Theories of developmental dyslexia: insights from a multiple case study of dyslexic adults
Franck Ramus;Stuart Rosen;Steven C. Dakin;Brian L. Day.
Interhemispheric inhibition of the human motor cortex.
A Ferbert;J C Rothwell;B L Day.
The Journal of Physiology (1992)
Electric and magnetic stimulation of human motor cortex: surface EMG and single motor unit responses.
B L Day;D Dressler;A Maertens de Noordhout;C D Marsden.
The Journal of Physiology (1989)
MANUAL MOTOR PERFORMANCE IN A DEAFFERENTED MAN
J. C. Rothwell;M. M. Traub;B. L. Day;J. A. Obeso.
Stimulation of the human motor cortex through the scalp.
JC Rothwell;PD Thompson;BL Day;S Boyd.
Experimental Physiology (1991)
Probing the human vestibular system with galvanic stimulation
Richard C. Fitzpatrick;Brian L. Day.
Journal of Applied Physiology (2004)
DISTURBANCE OF SEQUENTIAL MOVEMENTS IN PATIENTS WITH PARKINSON'S DISEASE
R. Benecke;J. C. Rothwell;J. P. R. Dick;B. L. Day.
Effect of vision and stance width on human body motion when standing: implications for afferent control of lateral sway.
B L Day;M J Steiger;P D Thompson;C D Marsden.
The Journal of Physiology (1993)
PATHOPHYSIOLOGY OF BLEPHAROSPASM AND OROMANDIBULAR DYSTONIA
A. Berardelli;J. C. Rothwell;B. L. Day;C. D. Marsden.
If you think any of the details on this page are incorrect, let us know.

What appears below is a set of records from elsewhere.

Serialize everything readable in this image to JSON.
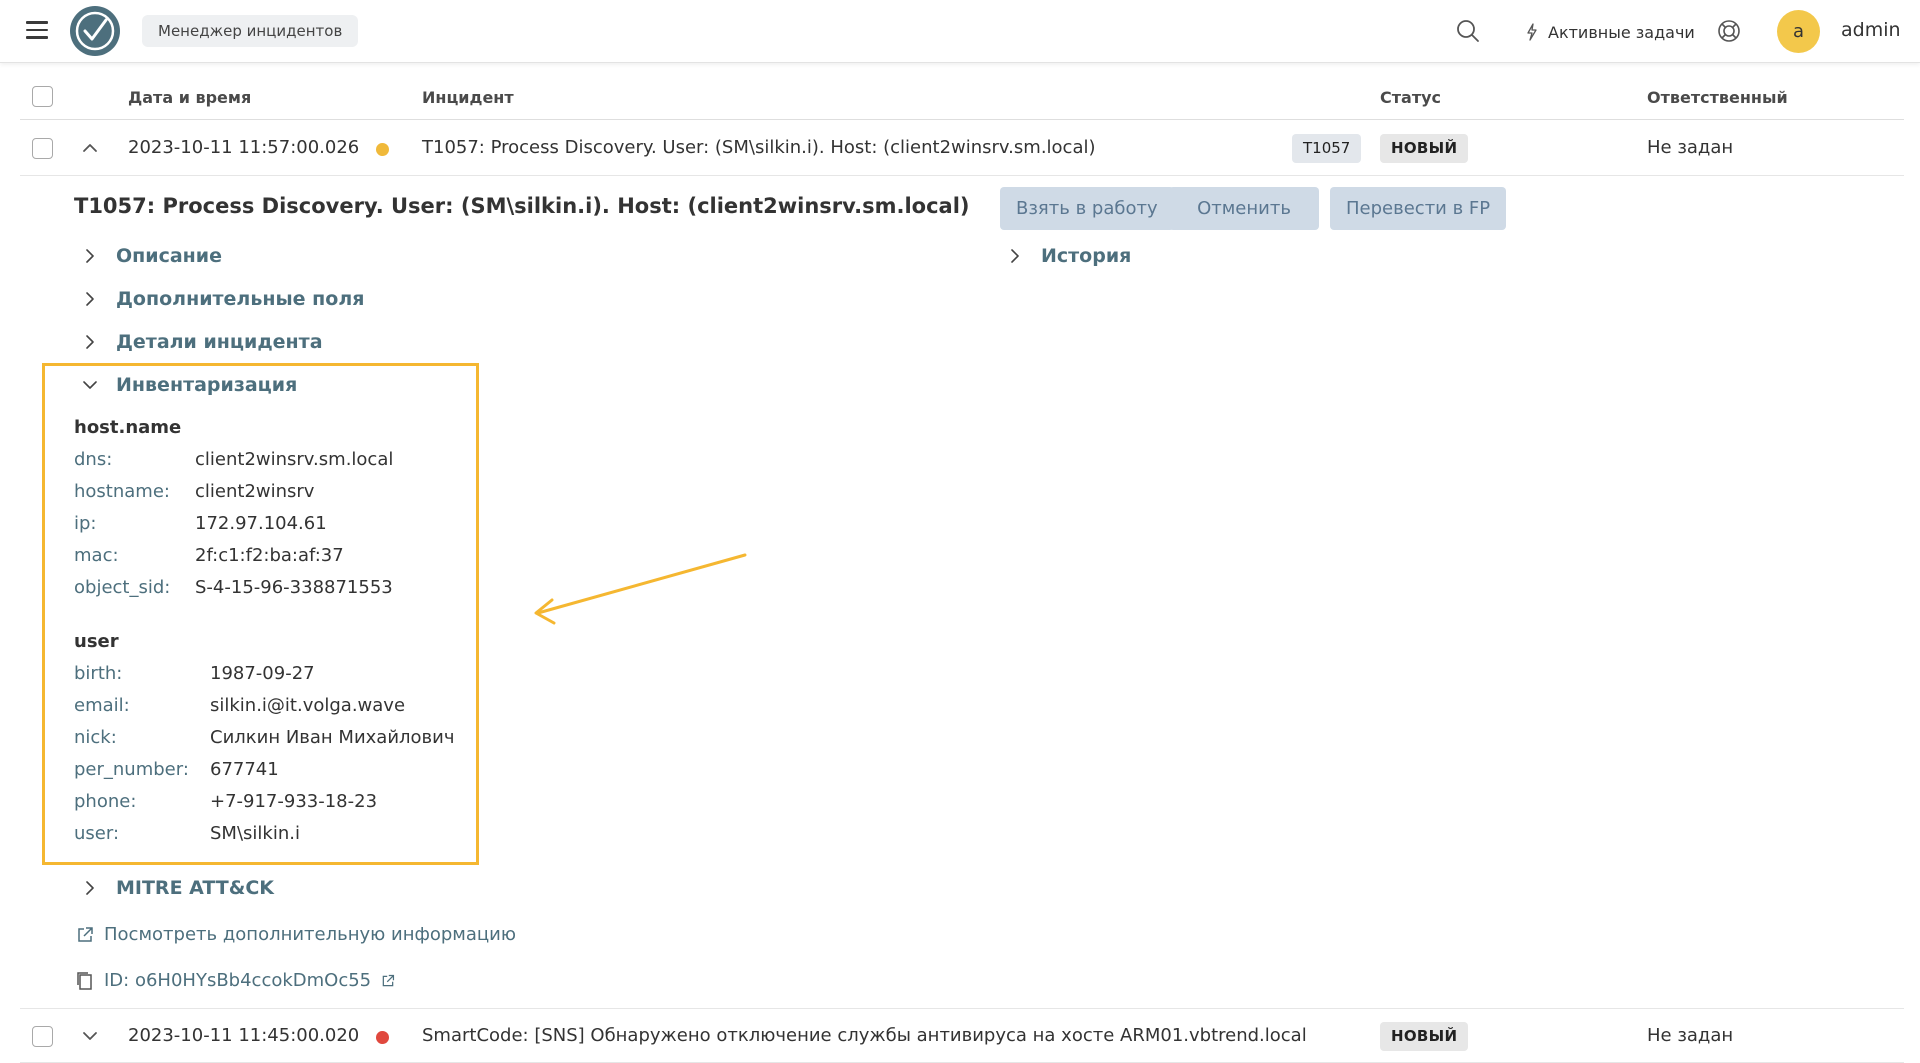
{
  "header": {
    "app_title": "Менеджер инцидентов",
    "tasks_label": "Активные задачи",
    "avatar_letter": "a",
    "username": "admin",
    "accent": "#4d6f7d"
  },
  "table": {
    "columns": [
      "Дата и время",
      "Инцидент",
      "Статус",
      "Ответственный"
    ],
    "rows": [
      {
        "datetime": "2023-10-11 11:57:00.026",
        "severity_color": "#f0b93a",
        "incident": "T1057: Process Discovery. User: (SM\\silkin.i). Host: (client2winsrv.sm.local)",
        "tag": "T1057",
        "status": "НОВЫЙ",
        "assignee": "Не задан",
        "expanded": true
      },
      {
        "datetime": "2023-10-11 11:45:00.020",
        "severity_color": "#e0483e",
        "incident": "SmartCode: [SNS] Обнаружено отключение службы антивируса на хосте ARM01.vbtrend.local",
        "status": "НОВЫЙ",
        "assignee": "Не задан",
        "expanded": false
      }
    ]
  },
  "detail": {
    "title": "T1057: Process Discovery. User: (SM\\silkin.i). Host: (client2winsrv.sm.local)",
    "buttons": [
      "Взять в работу",
      "Отменить",
      "Перевести в FP"
    ],
    "sections": {
      "description": "Описание",
      "extra_fields": "Дополнительные поля",
      "incident_details": "Детали инцидента",
      "inventory": "Инвентаризация",
      "mitre": "MITRE ATT&CK",
      "history": "История"
    },
    "inventory": {
      "host_group": "host.name",
      "host_fields": [
        {
          "k": "dns:",
          "v": "client2winsrv.sm.local"
        },
        {
          "k": "hostname:",
          "v": "client2winsrv"
        },
        {
          "k": "ip:",
          "v": "172.97.104.61"
        },
        {
          "k": "mac:",
          "v": "2f:c1:f2:ba:af:37"
        },
        {
          "k": "object_sid:",
          "v": "S-4-15-96-338871553"
        }
      ],
      "user_group": "user",
      "user_fields": [
        {
          "k": "birth:",
          "v": "1987-09-27"
        },
        {
          "k": "email:",
          "v": "silkin.i@it.volga.wave"
        },
        {
          "k": "nick:",
          "v": "Силкин Иван Михайлович"
        },
        {
          "k": "per_number:",
          "v": "677741"
        },
        {
          "k": "phone:",
          "v": "+7-917-933-18-23"
        },
        {
          "k": "user:",
          "v": "SM\\silkin.i"
        }
      ],
      "highlight_color": "#f5b731"
    },
    "more_info_link": "Посмотреть дополнительную информацию",
    "id_text": "ID: o6H0HYsBb4ccokDmOc55"
  }
}
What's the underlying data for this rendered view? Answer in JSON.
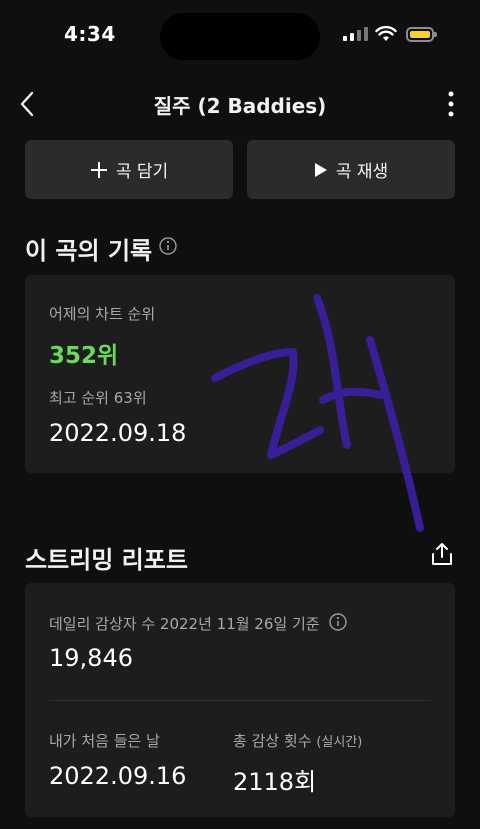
{
  "status_bar": {
    "time": "4:34"
  },
  "header": {
    "title": "질주 (2 Baddies)"
  },
  "actions": {
    "add_label": "곡 담기",
    "play_label": "곡 재생"
  },
  "song_record": {
    "section_title": "이 곡의 기록",
    "yesterday_rank_label": "어제의 차트 순위",
    "yesterday_rank_value": "352위",
    "best_rank_label": "최고 순위 63위",
    "best_rank_date": "2022.09.18"
  },
  "streaming_report": {
    "section_title": "스트리밍 리포트",
    "daily_listeners_label": "데일리 감상자 수 2022년 11월 26일 기준",
    "daily_listeners_value": "19,846",
    "first_listen_label": "내가 처음 들은 날",
    "first_listen_value": "2022.09.16",
    "total_plays_label": "총 감상 횟수",
    "total_plays_note": "(실시간)",
    "total_plays_value": "2118회"
  },
  "colors": {
    "accent_green": "#6bd95a",
    "scribble": "#3a1f9e",
    "battery": "#f5d233"
  }
}
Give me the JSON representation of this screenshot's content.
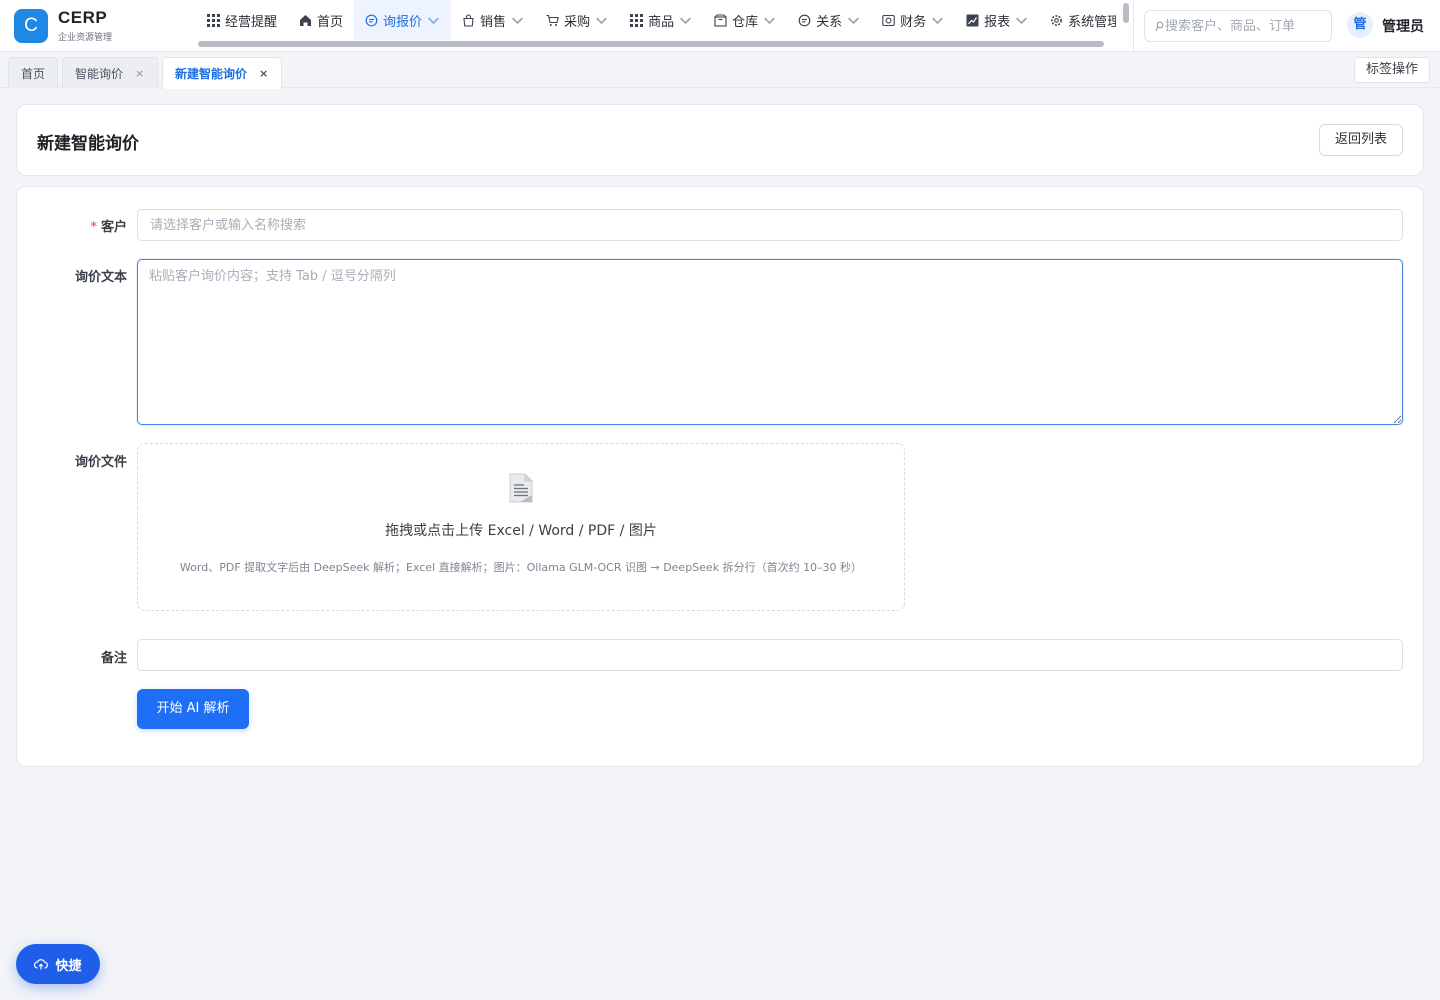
{
  "brand": {
    "logo_letter": "C",
    "title": "CERP",
    "subtitle": "企业资源管理"
  },
  "nav": {
    "items": [
      {
        "label": "经营提醒",
        "icon": "grid-icon",
        "has_dropdown": false
      },
      {
        "label": "首页",
        "icon": "home-icon",
        "has_dropdown": false
      },
      {
        "label": "询报价",
        "icon": "chat-icon",
        "has_dropdown": true,
        "active": true
      },
      {
        "label": "销售",
        "icon": "bag-icon",
        "has_dropdown": true
      },
      {
        "label": "采购",
        "icon": "cart-icon",
        "has_dropdown": true
      },
      {
        "label": "商品",
        "icon": "grid-icon",
        "has_dropdown": true
      },
      {
        "label": "仓库",
        "icon": "warehouse-icon",
        "has_dropdown": true
      },
      {
        "label": "关系",
        "icon": "chat-icon",
        "has_dropdown": true
      },
      {
        "label": "财务",
        "icon": "finance-icon",
        "has_dropdown": true
      },
      {
        "label": "报表",
        "icon": "chart-icon",
        "has_dropdown": true
      },
      {
        "label": "系统管理",
        "icon": "gear-icon",
        "has_dropdown": true
      }
    ]
  },
  "search": {
    "placeholder": "搜索客户、商品、订单"
  },
  "user": {
    "avatar_text": "管",
    "name": "管理员"
  },
  "tabs": {
    "items": [
      {
        "label": "首页",
        "closable": false
      },
      {
        "label": "智能询价",
        "closable": true
      },
      {
        "label": "新建智能询价",
        "closable": true,
        "active": true
      }
    ],
    "close_glyph": "×",
    "ops_label": "标签操作"
  },
  "page": {
    "title": "新建智能询价",
    "back_label": "返回列表"
  },
  "form": {
    "customer": {
      "label": "客户",
      "required_mark": "*",
      "placeholder": "请选择客户或输入名称搜索",
      "value": ""
    },
    "inquiry_text": {
      "label": "询价文本",
      "placeholder": "粘贴客户询价内容；支持 Tab / 逗号分隔列",
      "value": ""
    },
    "inquiry_file": {
      "label": "询价文件",
      "upload_title": "拖拽或点击上传 Excel / Word / PDF / 图片",
      "upload_hint": "Word、PDF 提取文字后由 DeepSeek 解析；Excel 直接解析；图片：Ollama GLM-OCR 识图 → DeepSeek 拆分行（首次约 10–30 秒）"
    },
    "remark": {
      "label": "备注",
      "value": ""
    },
    "submit_label": "开始 AI 解析"
  },
  "quick": {
    "label": "快捷"
  },
  "colors": {
    "primary": "#1e6ff5",
    "logo": "#1e88e5",
    "active_tab_text": "#1e6fe0",
    "required": "#e53935"
  }
}
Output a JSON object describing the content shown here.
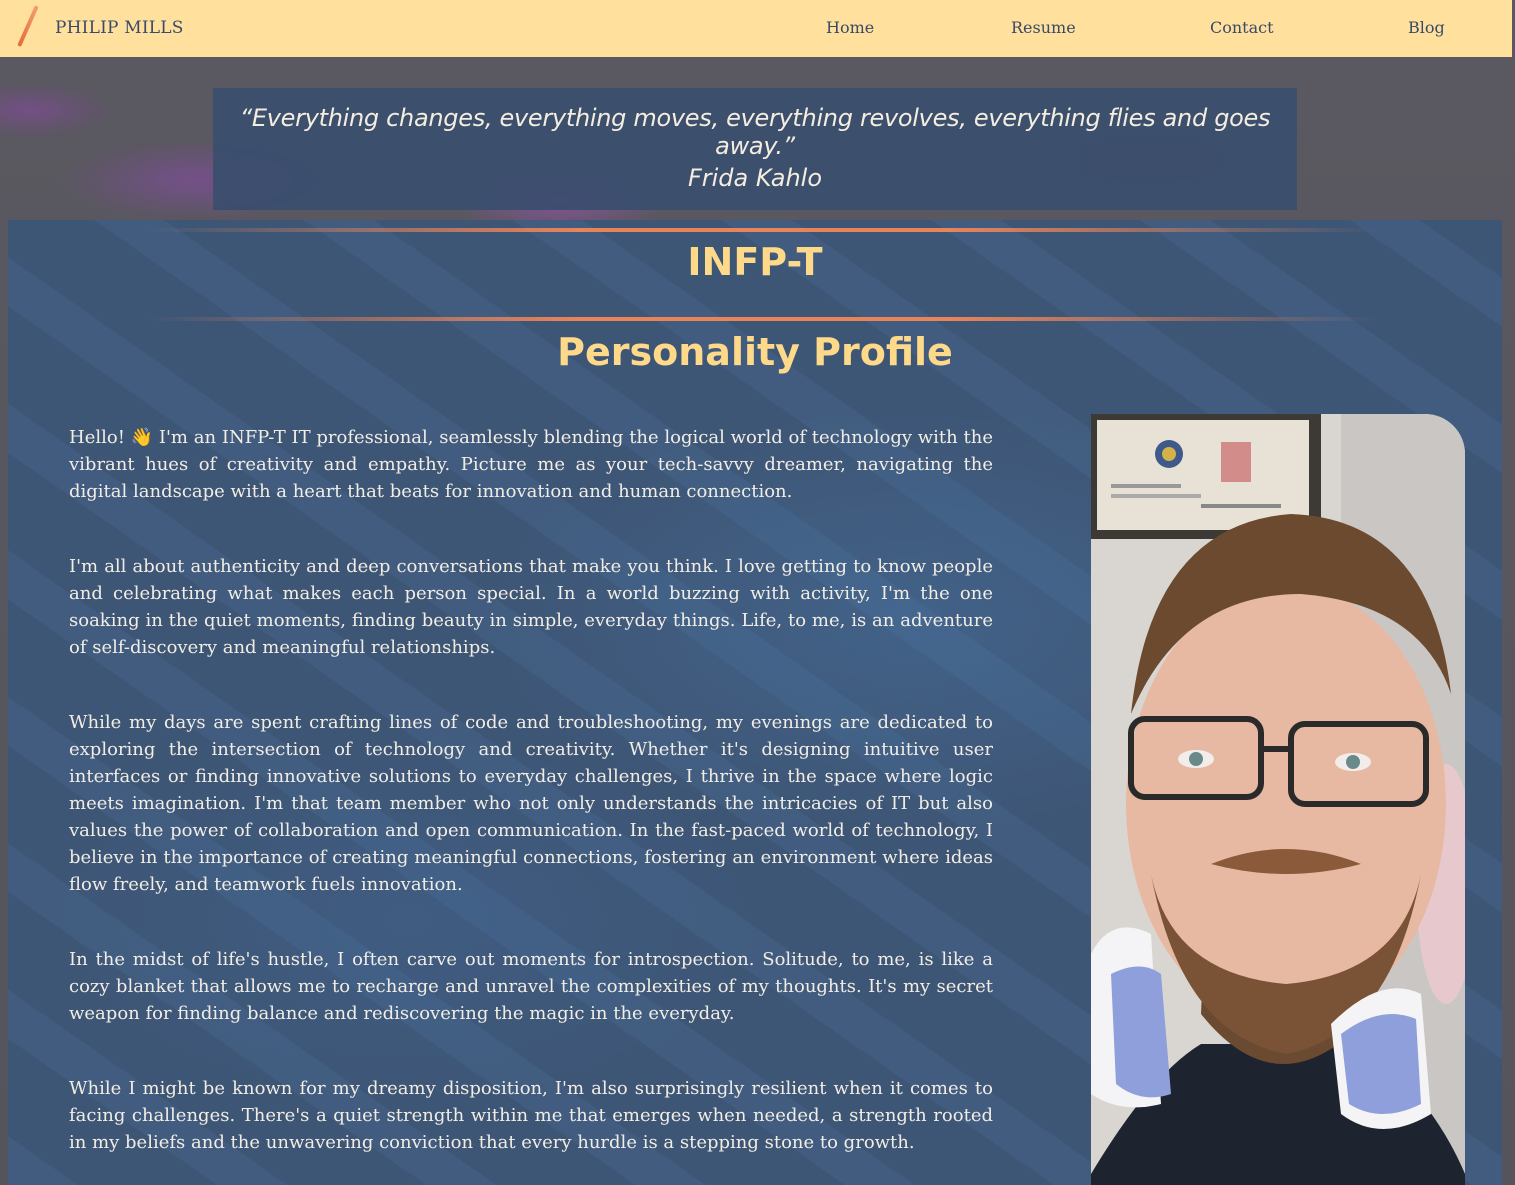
{
  "nav": {
    "brand": "PHILIP MILLS",
    "links": [
      "Home",
      "Resume",
      "Contact",
      "Blog"
    ]
  },
  "quote": {
    "text": "“Everything changes, everything moves, everything revolves, everything flies and goes away.”",
    "author": "Frida Kahlo"
  },
  "profile": {
    "type": "INFP-T",
    "heading": "Personality Profile",
    "paragraphs": [
      "Hello! 👋 I'm an INFP-T IT professional, seamlessly blending the logical world of technology with the vibrant hues of creativity and empathy. Picture me as your tech-savvy dreamer, navigating the digital landscape with a heart that beats for innovation and human connection.",
      "I'm all about authenticity and deep conversations that make you think. I love getting to know people and celebrating what makes each person special. In a world buzzing with activity, I'm the one soaking in the quiet moments, finding beauty in simple, everyday things. Life, to me, is an adventure of self-discovery and meaningful relationships.",
      "While my days are spent crafting lines of code and troubleshooting, my evenings are dedicated to exploring the intersection of technology and creativity. Whether it's designing intuitive user interfaces or finding innovative solutions to everyday challenges, I thrive in the space where logic meets imagination. I'm that team member who not only understands the intricacies of IT but also values the power of collaboration and open communication. In the fast-paced world of technology, I believe in the importance of creating meaningful connections, fostering an environment where ideas flow freely, and teamwork fuels innovation.",
      "In the midst of life's hustle, I often carve out moments for introspection. Solitude, to me, is like a cozy blanket that allows me to recharge and unravel the complexities of my thoughts. It's my secret weapon for finding balance and rediscovering the magic in the everyday.",
      "While I might be known for my dreamy disposition, I'm also surprisingly resilient when it comes to facing challenges. There's a quiet strength within me that emerges when needed, a strength rooted in my beliefs and the unwavering conviction that every hurdle is a stepping stone to growth."
    ]
  },
  "colors": {
    "nav_bg": "#ffe09c",
    "nav_text": "#3a4a6a",
    "panel_bg": "#3e5676",
    "accent_title": "#ffd98a",
    "divider": "#e8845a"
  }
}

We appreciate your kind effort to assist us to improve this page, it would be helpful providing us with as much detail as possible in the text box below: